*** Block opens ***

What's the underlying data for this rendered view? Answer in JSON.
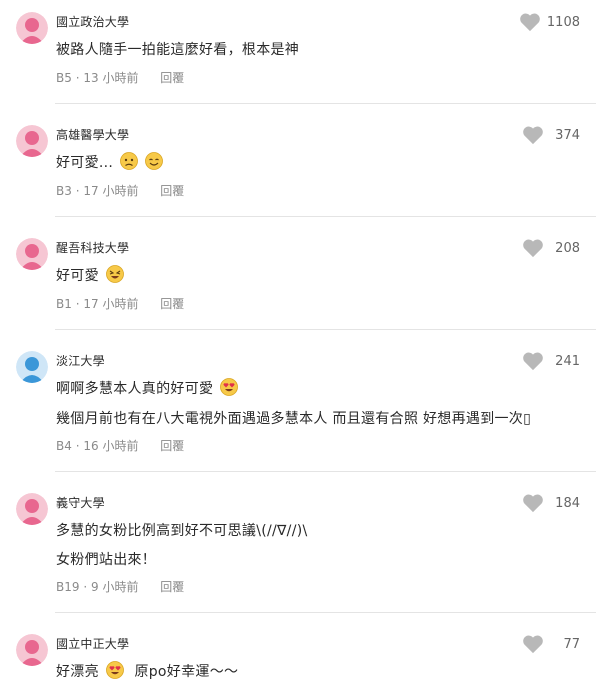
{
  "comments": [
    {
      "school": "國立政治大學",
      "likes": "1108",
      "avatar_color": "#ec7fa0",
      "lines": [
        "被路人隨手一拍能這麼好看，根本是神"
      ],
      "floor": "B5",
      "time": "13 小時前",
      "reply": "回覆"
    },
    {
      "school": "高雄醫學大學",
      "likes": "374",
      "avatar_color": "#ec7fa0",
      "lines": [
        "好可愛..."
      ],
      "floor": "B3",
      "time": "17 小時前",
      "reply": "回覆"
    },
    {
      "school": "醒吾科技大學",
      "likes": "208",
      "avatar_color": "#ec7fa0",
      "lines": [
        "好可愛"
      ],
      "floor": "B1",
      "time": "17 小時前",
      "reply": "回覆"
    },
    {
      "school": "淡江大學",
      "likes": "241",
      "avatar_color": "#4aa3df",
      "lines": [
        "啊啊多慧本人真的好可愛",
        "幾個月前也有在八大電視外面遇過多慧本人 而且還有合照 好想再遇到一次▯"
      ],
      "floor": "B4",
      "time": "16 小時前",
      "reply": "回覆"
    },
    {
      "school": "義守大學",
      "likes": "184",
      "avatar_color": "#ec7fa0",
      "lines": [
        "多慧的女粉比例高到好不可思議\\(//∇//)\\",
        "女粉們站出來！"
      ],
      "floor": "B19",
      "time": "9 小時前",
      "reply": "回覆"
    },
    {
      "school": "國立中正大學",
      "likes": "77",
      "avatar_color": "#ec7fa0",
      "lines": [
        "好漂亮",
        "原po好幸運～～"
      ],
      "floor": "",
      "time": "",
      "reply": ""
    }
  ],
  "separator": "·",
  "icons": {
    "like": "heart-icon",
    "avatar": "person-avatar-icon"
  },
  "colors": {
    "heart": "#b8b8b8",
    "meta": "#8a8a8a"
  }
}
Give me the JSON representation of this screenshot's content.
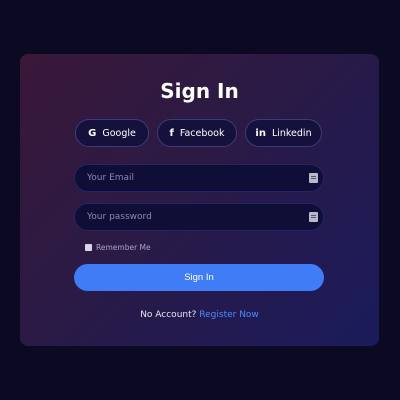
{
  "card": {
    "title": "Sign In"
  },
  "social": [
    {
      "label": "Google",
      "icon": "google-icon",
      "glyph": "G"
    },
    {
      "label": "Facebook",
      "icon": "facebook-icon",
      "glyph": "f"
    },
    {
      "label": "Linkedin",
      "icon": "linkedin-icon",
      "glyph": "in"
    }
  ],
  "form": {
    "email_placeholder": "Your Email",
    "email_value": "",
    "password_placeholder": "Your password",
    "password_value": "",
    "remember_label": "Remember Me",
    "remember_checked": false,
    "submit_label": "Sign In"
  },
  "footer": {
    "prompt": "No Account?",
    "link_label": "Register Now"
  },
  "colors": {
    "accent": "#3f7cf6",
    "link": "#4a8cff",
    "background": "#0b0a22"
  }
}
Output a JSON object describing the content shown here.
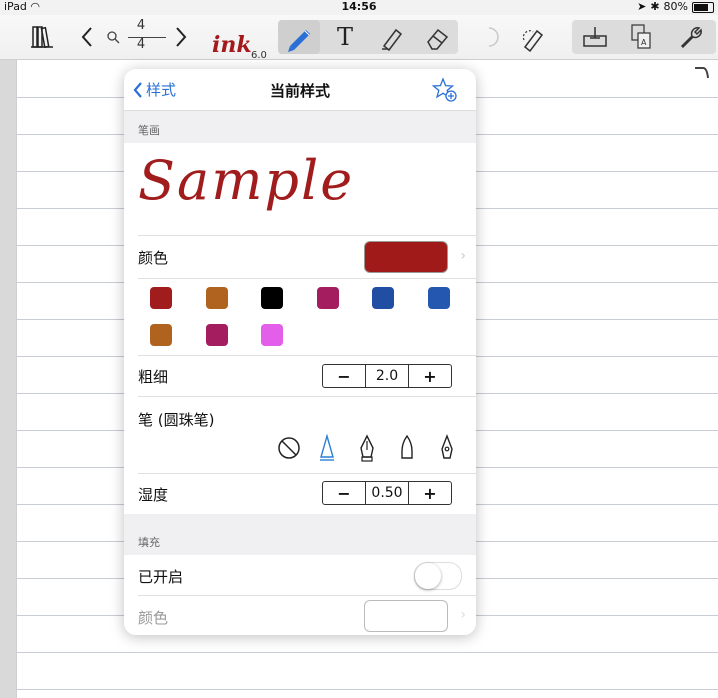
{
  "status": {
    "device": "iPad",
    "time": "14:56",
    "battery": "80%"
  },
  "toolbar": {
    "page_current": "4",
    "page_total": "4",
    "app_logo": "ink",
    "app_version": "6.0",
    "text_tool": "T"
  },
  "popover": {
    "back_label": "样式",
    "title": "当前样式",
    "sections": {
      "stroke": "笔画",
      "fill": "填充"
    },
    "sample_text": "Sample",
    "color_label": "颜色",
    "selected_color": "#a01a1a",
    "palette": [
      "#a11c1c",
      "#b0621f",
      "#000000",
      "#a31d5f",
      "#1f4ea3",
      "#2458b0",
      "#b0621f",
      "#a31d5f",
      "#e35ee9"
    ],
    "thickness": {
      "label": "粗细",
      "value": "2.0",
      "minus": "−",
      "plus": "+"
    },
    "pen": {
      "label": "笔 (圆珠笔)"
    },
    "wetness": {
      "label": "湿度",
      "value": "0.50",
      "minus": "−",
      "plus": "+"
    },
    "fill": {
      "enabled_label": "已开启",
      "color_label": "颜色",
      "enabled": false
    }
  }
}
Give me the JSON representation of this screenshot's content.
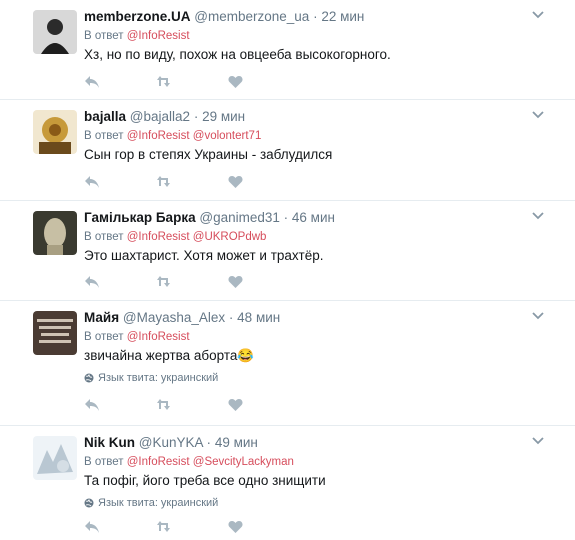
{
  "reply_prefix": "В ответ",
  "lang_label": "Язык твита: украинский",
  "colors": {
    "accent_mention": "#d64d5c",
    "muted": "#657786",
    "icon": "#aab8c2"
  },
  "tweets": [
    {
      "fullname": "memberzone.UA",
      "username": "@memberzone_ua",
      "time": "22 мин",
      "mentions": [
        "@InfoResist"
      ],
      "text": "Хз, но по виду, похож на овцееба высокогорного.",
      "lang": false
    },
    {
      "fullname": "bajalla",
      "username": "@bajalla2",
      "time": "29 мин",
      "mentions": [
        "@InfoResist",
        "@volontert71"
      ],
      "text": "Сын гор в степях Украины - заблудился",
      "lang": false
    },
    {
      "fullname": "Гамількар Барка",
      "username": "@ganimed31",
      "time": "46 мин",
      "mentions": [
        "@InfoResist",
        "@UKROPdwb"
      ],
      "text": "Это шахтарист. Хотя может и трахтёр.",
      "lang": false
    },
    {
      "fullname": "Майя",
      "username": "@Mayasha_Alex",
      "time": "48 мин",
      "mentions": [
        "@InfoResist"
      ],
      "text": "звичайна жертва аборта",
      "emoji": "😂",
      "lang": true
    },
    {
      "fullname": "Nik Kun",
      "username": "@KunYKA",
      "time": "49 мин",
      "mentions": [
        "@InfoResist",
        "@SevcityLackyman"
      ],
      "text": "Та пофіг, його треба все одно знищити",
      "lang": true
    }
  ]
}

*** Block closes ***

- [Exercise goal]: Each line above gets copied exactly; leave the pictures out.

- [Result below]:
What's the underlying data for this rendered view? Answer in JSON.
{
  "comments": [
    {
      "school": "國立政治大學",
      "likes": "1108",
      "avatar_color": "#ec7fa0",
      "lines": [
        "被路人隨手一拍能這麼好看，根本是神"
      ],
      "floor": "B5",
      "time": "13 小時前",
      "reply": "回覆"
    },
    {
      "school": "高雄醫學大學",
      "likes": "374",
      "avatar_color": "#ec7fa0",
      "lines": [
        "好可愛..."
      ],
      "floor": "B3",
      "time": "17 小時前",
      "reply": "回覆"
    },
    {
      "school": "醒吾科技大學",
      "likes": "208",
      "avatar_color": "#ec7fa0",
      "lines": [
        "好可愛"
      ],
      "floor": "B1",
      "time": "17 小時前",
      "reply": "回覆"
    },
    {
      "school": "淡江大學",
      "likes": "241",
      "avatar_color": "#4aa3df",
      "lines": [
        "啊啊多慧本人真的好可愛",
        "幾個月前也有在八大電視外面遇過多慧本人 而且還有合照 好想再遇到一次▯"
      ],
      "floor": "B4",
      "time": "16 小時前",
      "reply": "回覆"
    },
    {
      "school": "義守大學",
      "likes": "184",
      "avatar_color": "#ec7fa0",
      "lines": [
        "多慧的女粉比例高到好不可思議\\(//∇//)\\",
        "女粉們站出來！"
      ],
      "floor": "B19",
      "time": "9 小時前",
      "reply": "回覆"
    },
    {
      "school": "國立中正大學",
      "likes": "77",
      "avatar_color": "#ec7fa0",
      "lines": [
        "好漂亮",
        "原po好幸運～～"
      ],
      "floor": "",
      "time": "",
      "reply": ""
    }
  ],
  "separator": "·",
  "icons": {
    "like": "heart-icon",
    "avatar": "person-avatar-icon"
  },
  "colors": {
    "heart": "#b8b8b8",
    "meta": "#8a8a8a"
  }
}
Give me the JSON representation of this screenshot's content.
{
  "card": {
    "title": "Sign In"
  },
  "social": [
    {
      "label": "Google",
      "icon": "google-icon",
      "glyph": "G"
    },
    {
      "label": "Facebook",
      "icon": "facebook-icon",
      "glyph": "f"
    },
    {
      "label": "Linkedin",
      "icon": "linkedin-icon",
      "glyph": "in"
    }
  ],
  "form": {
    "email_placeholder": "Your Email",
    "email_value": "",
    "password_placeholder": "Your password",
    "password_value": "",
    "remember_label": "Remember Me",
    "remember_checked": false,
    "submit_label": "Sign In"
  },
  "footer": {
    "prompt": "No Account?",
    "link_label": "Register Now"
  },
  "colors": {
    "accent": "#3f7cf6",
    "link": "#4a8cff",
    "background": "#0b0a22"
  }
}
Output a JSON object describing the content shown here.
{
  "status": {
    "device": "iPad",
    "time": "14:56",
    "battery": "80%"
  },
  "toolbar": {
    "page_current": "4",
    "page_total": "4",
    "app_logo": "ink",
    "app_version": "6.0",
    "text_tool": "T"
  },
  "popover": {
    "back_label": "样式",
    "title": "当前样式",
    "sections": {
      "stroke": "笔画",
      "fill": "填充"
    },
    "sample_text": "Sample",
    "color_label": "颜色",
    "selected_color": "#a01a1a",
    "palette": [
      "#a11c1c",
      "#b0621f",
      "#000000",
      "#a31d5f",
      "#1f4ea3",
      "#2458b0",
      "#b0621f",
      "#a31d5f",
      "#e35ee9"
    ],
    "thickness": {
      "label": "粗细",
      "value": "2.0",
      "minus": "−",
      "plus": "+"
    },
    "pen": {
      "label": "笔 (圆珠笔)"
    },
    "wetness": {
      "label": "湿度",
      "value": "0.50",
      "minus": "−",
      "plus": "+"
    },
    "fill": {
      "enabled_label": "已开启",
      "color_label": "颜色",
      "enabled": false
    }
  }
}
Give me the JSON representation of this screenshot's content.
{
  "reply_prefix": "В ответ",
  "lang_label": "Язык твита: украинский",
  "colors": {
    "accent_mention": "#d64d5c",
    "muted": "#657786",
    "icon": "#aab8c2"
  },
  "tweets": [
    {
      "fullname": "memberzone.UA",
      "username": "@memberzone_ua",
      "time": "22 мин",
      "mentions": [
        "@InfoResist"
      ],
      "text": "Хз, но по виду, похож на овцееба высокогорного.",
      "lang": false
    },
    {
      "fullname": "bajalla",
      "username": "@bajalla2",
      "time": "29 мин",
      "mentions": [
        "@InfoResist",
        "@volontert71"
      ],
      "text": "Сын гор в степях Украины - заблудился",
      "lang": false
    },
    {
      "fullname": "Гамількар Барка",
      "username": "@ganimed31",
      "time": "46 мин",
      "mentions": [
        "@InfoResist",
        "@UKROPdwb"
      ],
      "text": "Это шахтарист. Хотя может и трахтёр.",
      "lang": false
    },
    {
      "fullname": "Майя",
      "username": "@Mayasha_Alex",
      "time": "48 мин",
      "mentions": [
        "@InfoResist"
      ],
      "text": "звичайна жертва аборта",
      "emoji": "😂",
      "lang": true
    },
    {
      "fullname": "Nik Kun",
      "username": "@KunYKA",
      "time": "49 мин",
      "mentions": [
        "@InfoResist",
        "@SevcityLackyman"
      ],
      "text": "Та пофіг, його треба все одно знищити",
      "lang": true
    }
  ]
}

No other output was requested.